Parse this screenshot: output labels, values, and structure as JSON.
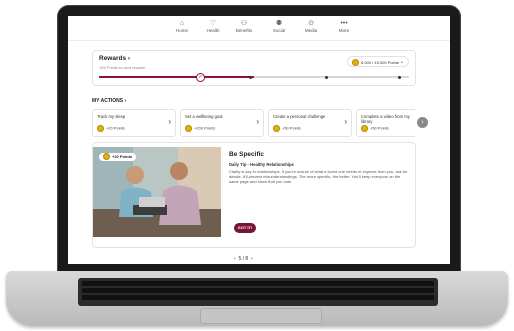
{
  "nav": {
    "items": [
      {
        "label": "Home",
        "icon": "home-icon"
      },
      {
        "label": "Health",
        "icon": "heart-icon"
      },
      {
        "label": "Benefits",
        "icon": "benefits-icon"
      },
      {
        "label": "Social",
        "icon": "people-icon"
      },
      {
        "label": "Media",
        "icon": "media-icon"
      },
      {
        "label": "More",
        "icon": "more-icon"
      }
    ]
  },
  "rewards": {
    "title": "Rewards",
    "subtitle": "125 Points to next reward!",
    "points": "6,000 / 15,000 Points",
    "progress": 0.5
  },
  "actions": {
    "title": "MY ACTIONS",
    "cards": [
      {
        "title": "Track my sleep",
        "points": "+20 Points"
      },
      {
        "title": "Set a wellbeing goal",
        "points": "+200 Points"
      },
      {
        "title": "Create a personal challenge",
        "points": "+50 Points"
      },
      {
        "title": "Complete a video from my library",
        "points": "+50 Points"
      }
    ]
  },
  "feature": {
    "badge": "+20 Points",
    "title": "Be Specific",
    "subtitle": "Daily Tip - Healthy Relationships",
    "body": "Clarity is key in relationships. If you're unsure of what a loved one needs or expects from you, ask for details. It'll prevent misunderstandings. The more specific, the better. You'll keep everyone on the same page and show that you care.",
    "button": "GOT IT!"
  },
  "pager": {
    "text": "5 / 8"
  },
  "colors": {
    "accent": "#8c1240",
    "button": "#7a1338",
    "coin": "#e2b013"
  }
}
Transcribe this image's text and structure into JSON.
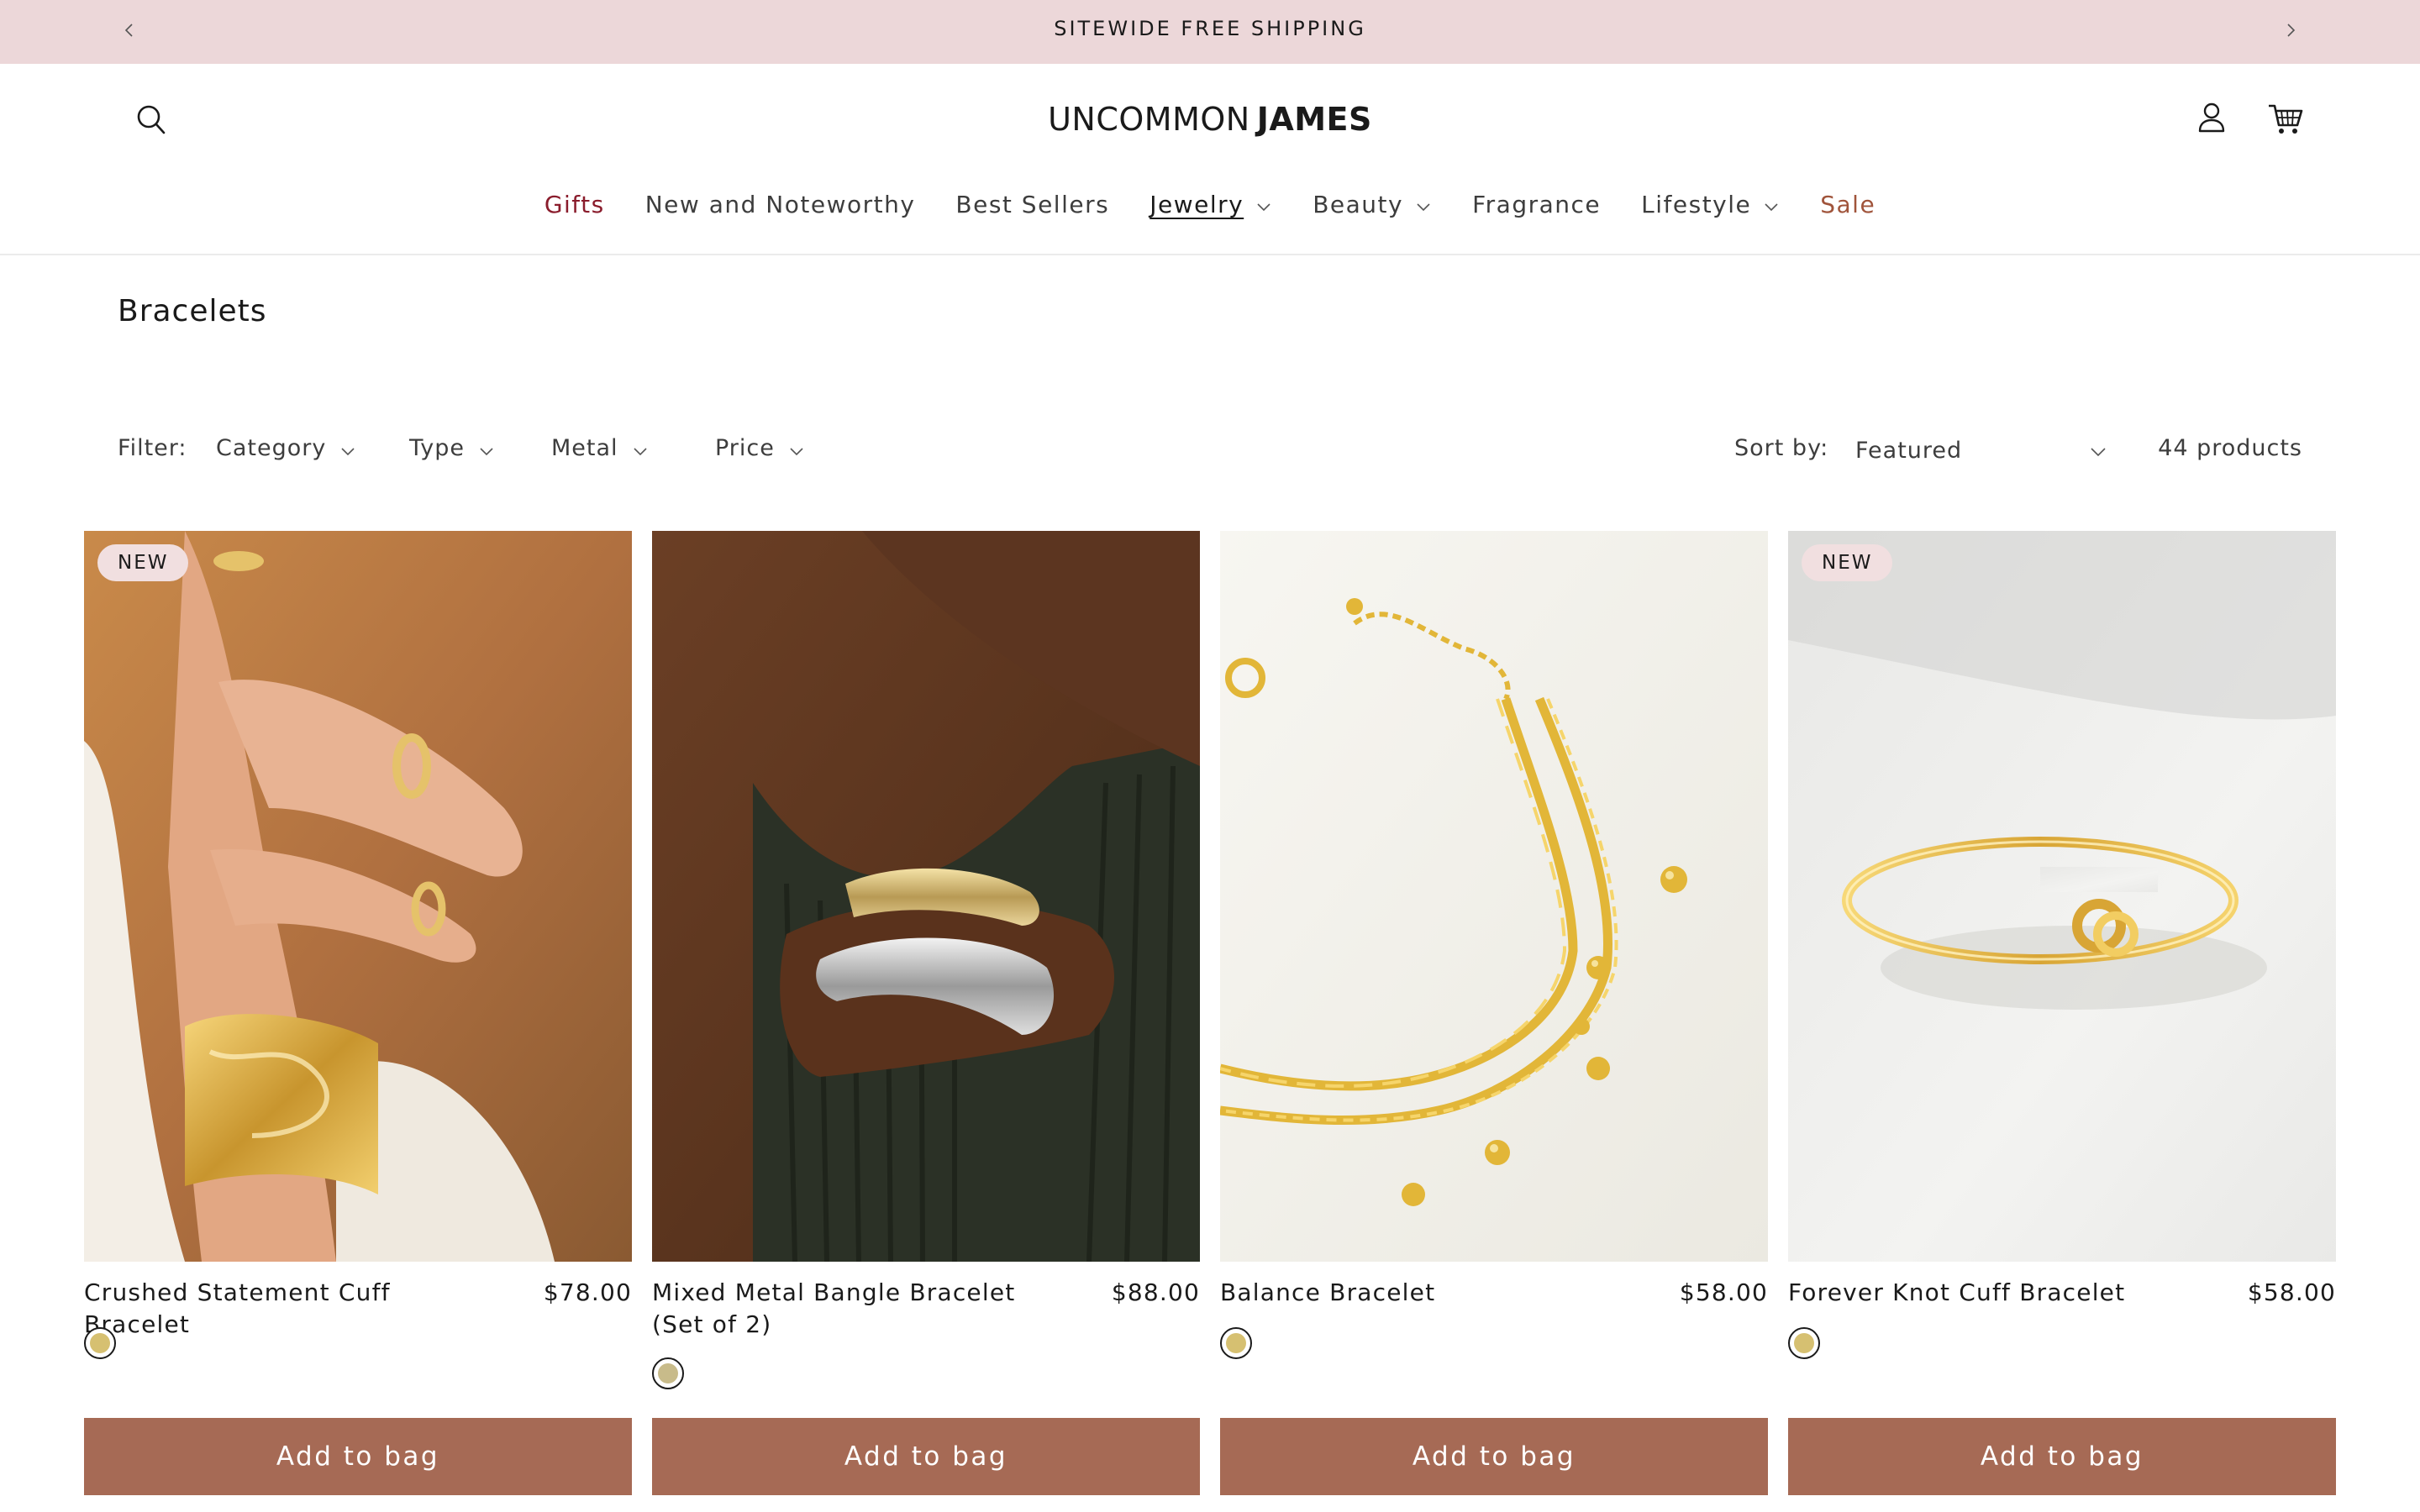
{
  "announcement": {
    "text": "SITEWIDE FREE SHIPPING",
    "prev_icon": "chevron-left-icon",
    "next_icon": "chevron-right-icon"
  },
  "header": {
    "logo_part1": "UNCOMMON",
    "logo_part2": "JAMES",
    "search_icon": "search-icon",
    "account_icon": "user-icon",
    "cart_icon": "cart-icon"
  },
  "nav": {
    "items": [
      {
        "label": "Gifts",
        "has_dropdown": false
      },
      {
        "label": "New and Noteworthy",
        "has_dropdown": false
      },
      {
        "label": "Best Sellers",
        "has_dropdown": false
      },
      {
        "label": "Jewelry",
        "has_dropdown": true,
        "active": true
      },
      {
        "label": "Beauty",
        "has_dropdown": true
      },
      {
        "label": "Fragrance",
        "has_dropdown": false
      },
      {
        "label": "Lifestyle",
        "has_dropdown": true
      },
      {
        "label": "Sale",
        "has_dropdown": false
      }
    ]
  },
  "page": {
    "title": "Bracelets"
  },
  "filters": {
    "label": "Filter:",
    "items": [
      "Category",
      "Type",
      "Metal",
      "Price"
    ],
    "sort_label": "Sort by:",
    "sort_value": "Featured",
    "count": "44 products"
  },
  "products": [
    {
      "name": "Crushed Statement Cuff Bracelet",
      "price": "$78.00",
      "badge": "NEW",
      "swatch_color": "#d6c071",
      "button": "Add to bag"
    },
    {
      "name": "Mixed Metal Bangle Bracelet (Set of 2)",
      "price": "$88.00",
      "badge": "",
      "swatch_color": "#c8bb8a",
      "button": "Add to bag"
    },
    {
      "name": "Balance Bracelet",
      "price": "$58.00",
      "badge": "",
      "swatch_color": "#d6c071",
      "button": "Add to bag"
    },
    {
      "name": "Forever Knot Cuff Bracelet",
      "price": "$58.00",
      "badge": "NEW",
      "swatch_color": "#d6c071",
      "button": "Add to bag"
    }
  ],
  "colors": {
    "announcement_bg": "#ecd7d9",
    "button_bg": "#a66a55",
    "gifts_text": "#8a1c2c",
    "sale_text": "#a0543b",
    "badge_bg": "#f1dfe0"
  }
}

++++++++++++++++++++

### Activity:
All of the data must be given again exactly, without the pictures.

### Answer to the exercise:
Parse this screenshot: output labels, values, and structure as JSON.
{
  "nav": {
    "items": [
      {
        "label": "Home",
        "icon": "home-icon"
      },
      {
        "label": "Health",
        "icon": "heart-icon"
      },
      {
        "label": "Benefits",
        "icon": "benefits-icon"
      },
      {
        "label": "Social",
        "icon": "people-icon"
      },
      {
        "label": "Media",
        "icon": "media-icon"
      },
      {
        "label": "More",
        "icon": "more-icon"
      }
    ]
  },
  "rewards": {
    "title": "Rewards",
    "subtitle": "125 Points to next reward!",
    "points": "6,000 / 15,000 Points",
    "progress": 0.5
  },
  "actions": {
    "title": "MY ACTIONS",
    "cards": [
      {
        "title": "Track my sleep",
        "points": "+20 Points"
      },
      {
        "title": "Set a wellbeing goal",
        "points": "+200 Points"
      },
      {
        "title": "Create a personal challenge",
        "points": "+50 Points"
      },
      {
        "title": "Complete a video from my library",
        "points": "+50 Points"
      }
    ]
  },
  "feature": {
    "badge": "+20 Points",
    "title": "Be Specific",
    "subtitle": "Daily Tip - Healthy Relationships",
    "body": "Clarity is key in relationships. If you're unsure of what a loved one needs or expects from you, ask for details. It'll prevent misunderstandings. The more specific, the better. You'll keep everyone on the same page and show that you care.",
    "button": "GOT IT!"
  },
  "pager": {
    "text": "5 / 8"
  },
  "colors": {
    "accent": "#8c1240",
    "button": "#7a1338",
    "coin": "#e2b013"
  }
}
Transcribe this image's text and structure into JSON.
{
  "announcement": {
    "text": "SITEWIDE FREE SHIPPING",
    "prev_icon": "chevron-left-icon",
    "next_icon": "chevron-right-icon"
  },
  "header": {
    "logo_part1": "UNCOMMON",
    "logo_part2": "JAMES",
    "search_icon": "search-icon",
    "account_icon": "user-icon",
    "cart_icon": "cart-icon"
  },
  "nav": {
    "items": [
      {
        "label": "Gifts",
        "has_dropdown": false
      },
      {
        "label": "New and Noteworthy",
        "has_dropdown": false
      },
      {
        "label": "Best Sellers",
        "has_dropdown": false
      },
      {
        "label": "Jewelry",
        "has_dropdown": true,
        "active": true
      },
      {
        "label": "Beauty",
        "has_dropdown": true
      },
      {
        "label": "Fragrance",
        "has_dropdown": false
      },
      {
        "label": "Lifestyle",
        "has_dropdown": true
      },
      {
        "label": "Sale",
        "has_dropdown": false
      }
    ]
  },
  "page": {
    "title": "Bracelets"
  },
  "filters": {
    "label": "Filter:",
    "items": [
      "Category",
      "Type",
      "Metal",
      "Price"
    ],
    "sort_label": "Sort by:",
    "sort_value": "Featured",
    "count": "44 products"
  },
  "products": [
    {
      "name": "Crushed Statement Cuff Bracelet",
      "price": "$78.00",
      "badge": "NEW",
      "swatch_color": "#d6c071",
      "button": "Add to bag"
    },
    {
      "name": "Mixed Metal Bangle Bracelet (Set of 2)",
      "price": "$88.00",
      "badge": "",
      "swatch_color": "#c8bb8a",
      "button": "Add to bag"
    },
    {
      "name": "Balance Bracelet",
      "price": "$58.00",
      "badge": "",
      "swatch_color": "#d6c071",
      "button": "Add to bag"
    },
    {
      "name": "Forever Knot Cuff Bracelet",
      "price": "$58.00",
      "badge": "NEW",
      "swatch_color": "#d6c071",
      "button": "Add to bag"
    }
  ],
  "colors": {
    "announcement_bg": "#ecd7d9",
    "button_bg": "#a66a55",
    "gifts_text": "#8a1c2c",
    "sale_text": "#a0543b",
    "badge_bg": "#f1dfe0"
  }
}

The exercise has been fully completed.